The NEMO-TANK interaction is essential for effective cross-talk between thecanonical IKK complex and the IKK-related kinases which, if disrupted by the loss of TANK, leads to the hyperactivation of the innate immune system and to autoimmune disease (Clark et al., 2011; Kawagoe et al., 2009). NEMO is a powerful reagent for capturing the Lys63linked and linear polyubiquitin chains and their binding partners present in cell extracts. It is recommended that the NEMO [D311N] mutant, which is unable to bind polyubiquitin chains, is used as a control in such experiments (Windheim et al., 2008).


Chariot A, Leonardi A, Muller J, Bonif M, Brown K and Siebenlist U (2002) Association of the adaptor TANK with the I kappa B kinase (IKK) regulator NEMO connects IKK complexes with IKK epsilon and TBK1 kinases. J Biol Chem 277, 37029-37036.

Clark K, Takeuchi O, Akira S and Cohen P (2011) The TRAFassociated protein TANK facilitates cross-talk within the IkappaB kinase family during Toll-like receptor signaling. Proc Natl Acad Sci U S A 108, 17093-17098.

Dikic I, Wakatsuki S and Walters KJ (2009) Ubiquitin-binding domains - from structures to functions. Nat Rev Mol Cell Biol 10, 659-671.

Doffinger R, Smahi A, Bessia C, Geissmann F, Feinberg J, Durandy A, et al. (2001) X-linked anhidrotic ectodermal dysplasia with immunodeficiency is caused by impaired NF-kappaB signaling.

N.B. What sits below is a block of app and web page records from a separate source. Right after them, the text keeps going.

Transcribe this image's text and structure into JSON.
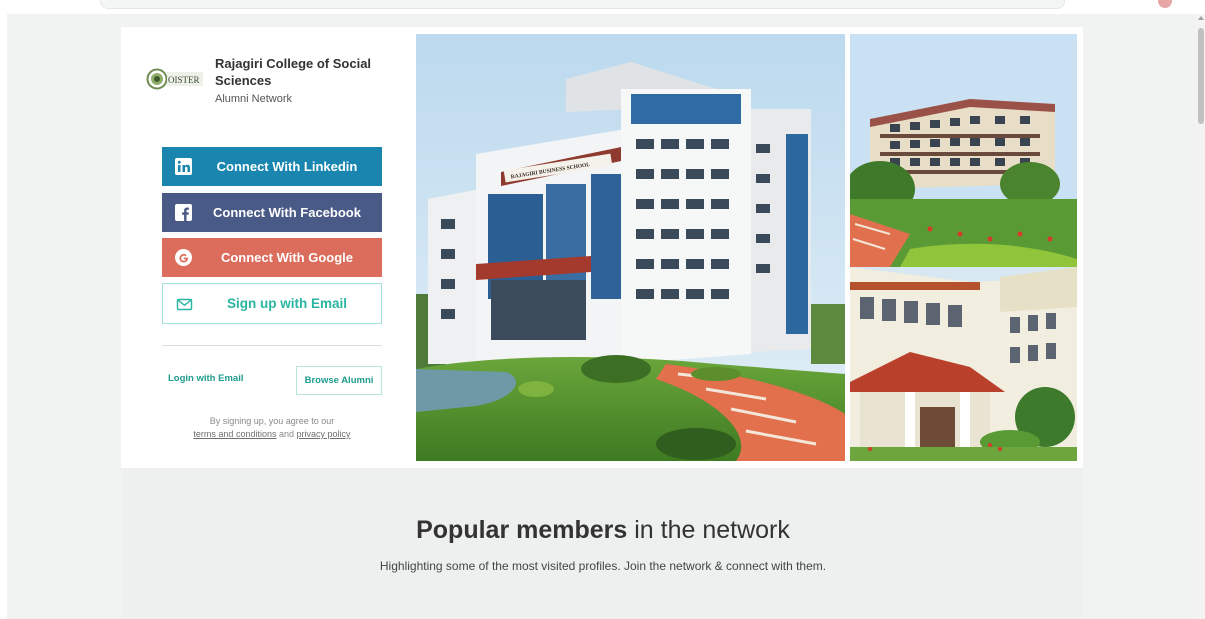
{
  "college": {
    "logo_text": "OISTER",
    "name": "Rajagiri College of Social Sciences",
    "network_label": "Alumni Network"
  },
  "auth": {
    "linkedin_label": "Connect With Linkedin",
    "facebook_label": "Connect With Facebook",
    "google_label": "Connect With Google",
    "email_signup_label": "Sign up with Email",
    "login_email_label": "Login with Email",
    "browse_alumni_label": "Browse Alumni",
    "terms_prefix": "By signing up, you agree to our",
    "terms_link": "terms and conditions",
    "terms_and": "and",
    "privacy_link": "privacy policy"
  },
  "photos": {
    "main_sign_text": "RAJAGIRI BUSINESS SCHOOL"
  },
  "popular": {
    "title_bold": "Popular members",
    "title_rest": " in the network",
    "subtitle": "Highlighting some of the most visited profiles. Join the network & connect with them."
  },
  "icons": [
    "linkedin-icon",
    "facebook-icon",
    "google-icon",
    "mail-icon"
  ],
  "colors": {
    "linkedin": "#1a86b0",
    "facebook": "#4a5a87",
    "google": "#dc6c5c",
    "accent": "#2ab5a3"
  }
}
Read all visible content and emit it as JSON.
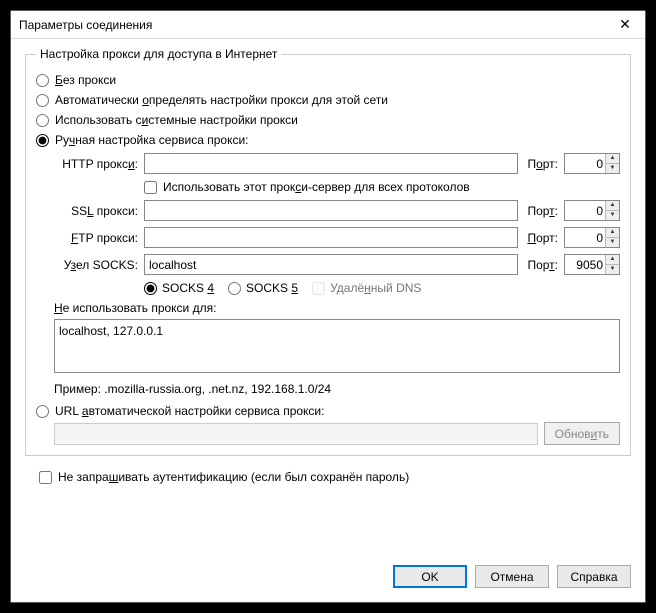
{
  "window": {
    "title": "Параметры соединения"
  },
  "group": {
    "legend": "Настройка прокси для доступа в Интернет"
  },
  "radios": {
    "none_pre": "",
    "none_u": "Б",
    "none_post": "ез прокси",
    "auto_pre": "Автоматически ",
    "auto_u": "о",
    "auto_post": "пределять настройки прокси для этой сети",
    "sys_pre": "Использовать с",
    "sys_u": "и",
    "sys_post": "стемные настройки прокси",
    "manual_pre": "Ру",
    "manual_u": "ч",
    "manual_post": "ная настройка сервиса прокси:"
  },
  "labels": {
    "http_pre": "HTTP прокс",
    "http_u": "и",
    "http_post": ":",
    "ssl_pre": "SS",
    "ssl_u": "L",
    "ssl_post": " прокси:",
    "ftp_pre": "",
    "ftp_u": "F",
    "ftp_post": "TP прокси:",
    "socks_pre": "У",
    "socks_u": "з",
    "socks_post": "ел SOCKS:",
    "port_pre": "П",
    "port_u": "о",
    "port_post": "рт:",
    "port2_pre": "Пор",
    "port2_u": "т",
    "port2_post": ":",
    "port3_pre": "",
    "port3_u": "П",
    "port3_post": "орт:",
    "port4_pre": "Пор",
    "port4_u": "т",
    "port4_post": ":"
  },
  "values": {
    "http_host": "",
    "http_port": "0",
    "ssl_host": "",
    "ssl_port": "0",
    "ftp_host": "",
    "ftp_port": "0",
    "socks_host": "localhost",
    "socks_port": "9050"
  },
  "share": {
    "pre": "Использовать этот прок",
    "u": "с",
    "post": "и-сервер для всех протоколов"
  },
  "socks": {
    "v4_pre": "SOCKS ",
    "v4_u": "4",
    "v5_pre": "SOCKS ",
    "v5_u": "5",
    "dns_pre": "Удалё",
    "dns_u": "н",
    "dns_post": "ный DNS"
  },
  "noproxy": {
    "label_pre": "",
    "label_u": "Н",
    "label_post": "е использовать прокси для:",
    "value": "localhost, 127.0.0.1",
    "example": "Пример: .mozilla-russia.org, .net.nz, 192.168.1.0/24"
  },
  "pac": {
    "pre": "URL ",
    "u": "а",
    "post": "втоматической настройки сервиса прокси:",
    "value": "",
    "reload_pre": "Обнов",
    "reload_u": "и",
    "reload_post": "ть"
  },
  "noauth": {
    "pre": "Не запра",
    "u": "ш",
    "post": "ивать аутентификацию (если был сохранён пароль)"
  },
  "buttons": {
    "ok": "OK",
    "cancel": "Отмена",
    "help": "Справка"
  }
}
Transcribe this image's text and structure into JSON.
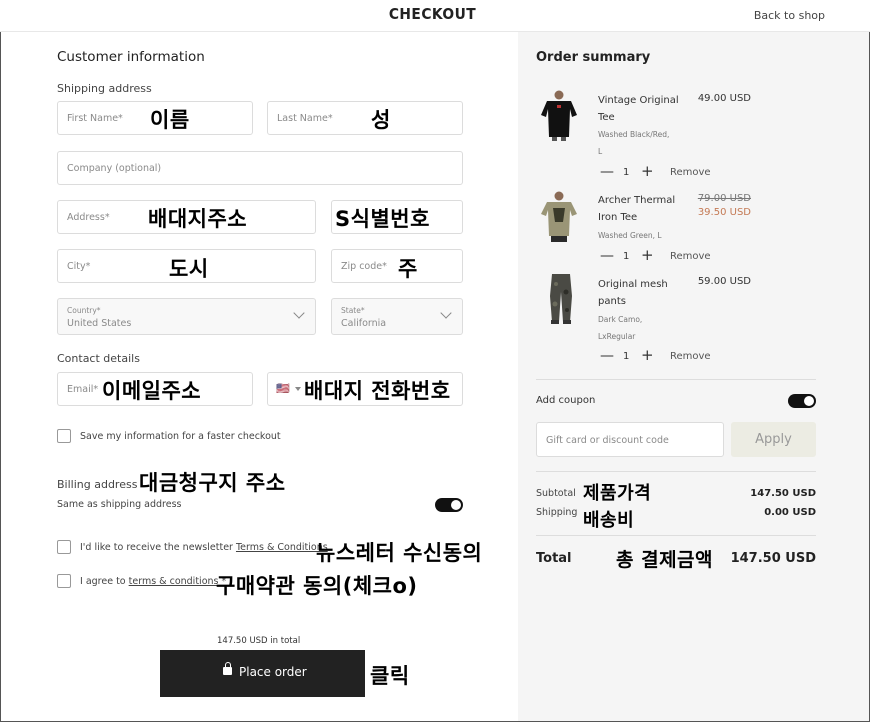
{
  "header": {
    "logo": "CHECKOUT",
    "back_link": "Back to shop"
  },
  "customer": {
    "title": "Customer information",
    "shipping_label": "Shipping address",
    "first_name": {
      "placeholder": "First Name*",
      "note": "이름"
    },
    "last_name": {
      "placeholder": "Last Name*",
      "note": "성"
    },
    "company": {
      "placeholder": "Company (optional)"
    },
    "address": {
      "placeholder": "Address*",
      "note": "배대지주소"
    },
    "address2": {
      "placeholder": "",
      "note": "S식별번호"
    },
    "city": {
      "placeholder": "City*",
      "note": "도시"
    },
    "zip": {
      "placeholder": "Zip code*",
      "note": "주"
    },
    "country": {
      "label": "Country*",
      "value": "United States"
    },
    "state": {
      "label": "State*",
      "value": "California"
    },
    "contact_label": "Contact details",
    "email": {
      "placeholder": "Email*",
      "note": "이메일주소"
    },
    "phone": {
      "flag": "🇺🇸",
      "note": "배대지 전화번호"
    },
    "save_info": "Save my information for a faster checkout",
    "billing_label": "Billing address",
    "billing_note": "대금청구지 주소",
    "same_as_shipping": "Same as shipping address",
    "newsletter_prefix": "I'd like to receive the newsletter ",
    "newsletter_link": "Terms & Conditions",
    "newsletter_note": "뉴스레터 수신동의",
    "agree_prefix": "I agree to ",
    "agree_link": "terms & conditions",
    "agree_suffix": " *",
    "agree_note": "구매약관 동의(체크o)",
    "order_total_text": "147.50 USD in total",
    "place_order": "Place order",
    "click_note": "클릭"
  },
  "summary": {
    "title": "Order summary",
    "items": [
      {
        "name_line1": "Vintage Original",
        "name_line2": "Tee",
        "variant_line1": "Washed Black/Red,",
        "variant_line2": "L",
        "price": "49.00 USD",
        "qty": "1",
        "remove": "Remove"
      },
      {
        "name_line1": "Archer Thermal",
        "name_line2": "Iron Tee",
        "variant_line1": "Washed Green,  L",
        "old_price": "79.00 USD",
        "price": "39.50 USD",
        "qty": "1",
        "remove": "Remove"
      },
      {
        "name_line1": "Original mesh",
        "name_line2": "pants",
        "variant_line1": "Dark Camo,",
        "variant_line2": "LxRegular",
        "price": "59.00 USD",
        "qty": "1",
        "remove": "Remove"
      }
    ],
    "coupon_label": "Add coupon",
    "coupon_placeholder": "Gift card or discount code",
    "apply": "Apply",
    "subtotal_label": "Subtotal",
    "subtotal_note": "제품가격",
    "subtotal_value": "147.50 USD",
    "shipping_label": "Shipping",
    "shipping_note": "배송비",
    "shipping_value": "0.00 USD",
    "total_label": "Total",
    "total_note": "총 결제금액",
    "total_value": "147.50 USD"
  },
  "colors": {
    "accent": "#222222",
    "sale": "#c47a55",
    "panel_bg": "#f5f5f5"
  }
}
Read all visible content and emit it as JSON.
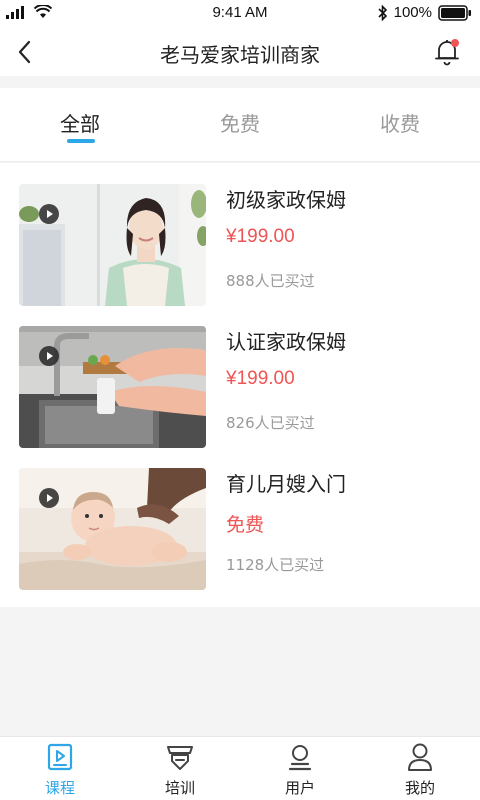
{
  "status_bar": {
    "time": "9:41 AM",
    "battery": "100%"
  },
  "header": {
    "title": "老马爱家培训商家"
  },
  "tabs": [
    {
      "label": "全部",
      "active": true
    },
    {
      "label": "免费",
      "active": false
    },
    {
      "label": "收费",
      "active": false
    }
  ],
  "courses": [
    {
      "title": "初级家政保姆",
      "price": "¥199.00",
      "sales": "888人已买过"
    },
    {
      "title": "认证家政保姆",
      "price": "¥199.00",
      "sales": "826人已买过"
    },
    {
      "title": "育儿月嫂入门",
      "price": "免费",
      "sales": "1128人已买过"
    }
  ],
  "bottom_nav": [
    {
      "label": "课程",
      "icon": "play-icon",
      "active": true
    },
    {
      "label": "培训",
      "icon": "training-icon",
      "active": false
    },
    {
      "label": "用户",
      "icon": "users-icon",
      "active": false
    },
    {
      "label": "我的",
      "icon": "person-icon",
      "active": false
    }
  ],
  "colors": {
    "accent": "#2ea7e8",
    "price": "#f05454",
    "notification_dot": "#f05454"
  }
}
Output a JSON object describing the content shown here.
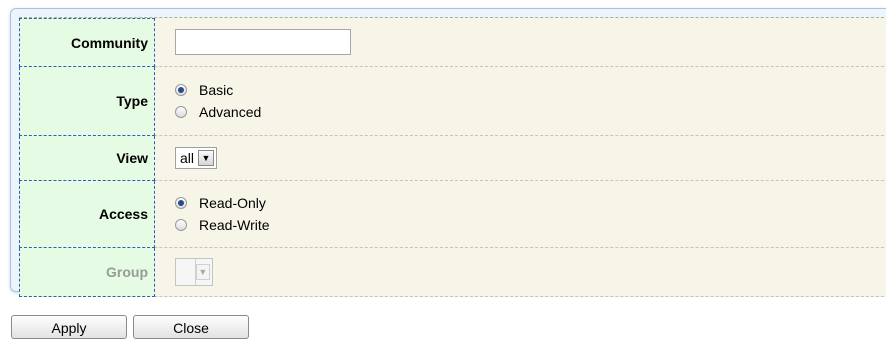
{
  "form": {
    "community": {
      "label": "Community",
      "value": ""
    },
    "type": {
      "label": "Type",
      "options": [
        {
          "label": "Basic",
          "checked": true
        },
        {
          "label": "Advanced",
          "checked": false
        }
      ]
    },
    "view": {
      "label": "View",
      "selected": "all"
    },
    "access": {
      "label": "Access",
      "options": [
        {
          "label": "Read-Only",
          "checked": true
        },
        {
          "label": "Read-Write",
          "checked": false
        }
      ]
    },
    "group": {
      "label": "Group",
      "selected": "",
      "disabled": true
    }
  },
  "buttons": {
    "apply": "Apply",
    "close": "Close"
  },
  "icons": {
    "dropdown": "chevron-down-icon"
  }
}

Nature Genetics 27, 277-285.

Ea CK, Deng L, Xia ZP, Pineda G and Chen ZJ (2006) Activation of IKK by TNFalpha requires site-specific ubiquitination of RIP1 and polyubiquitin binding by NEMO. Molecular Cell 22, 245-257.

Kawagoe T, Takeuchi O, Takabatake Y, Kato H, Isaka Y, Tsujimura T, et al. (2009) TANK is a negative regulator of Toll-like receptor signaling and is critical for the prevention of autoimmune nephritis. Nature Immunology 10, 965-972.

Kensche T, Tokunaga F, Ikeda F, Goto E, Iwai K and Dikic I (2012) Analysis of NF-kappaB essential modulator (NEMO) binding to linear and lysine-linked ubiquitin chains and its role in the activation of NF-kappaB. J Biol Chem. 287, 23626-34.

Nanda SK, Venigalla RK, Ordureau A, Patterson-Kane JC, Powell DW, Toth R, et al. (2011) Polyubiquitin binding to ABIN1 is required to prevent autoimmunity. J Exp Med 208, 1215-1228.

Windheim M, Stafford M, Peggie M and Cohen P (2008) Interleukin-1(IL-1) induces the Lys63-linked polyubiquitination of IL-1 receptor-associated kinase 1 to facilitate NEMO binding and the activation of IkappaBalpha kinase. Mol Cell Biol 28, 1783-1791.

Wu CJ, Conze DB, Li T, Srinivasula SM and Ashwell JD (2006) Sensing of Lys 63-linked polyubiquitination by NEMO is a key event in NF-kappaB activation [corrected]. Nature Cell Biology,8, 398-406.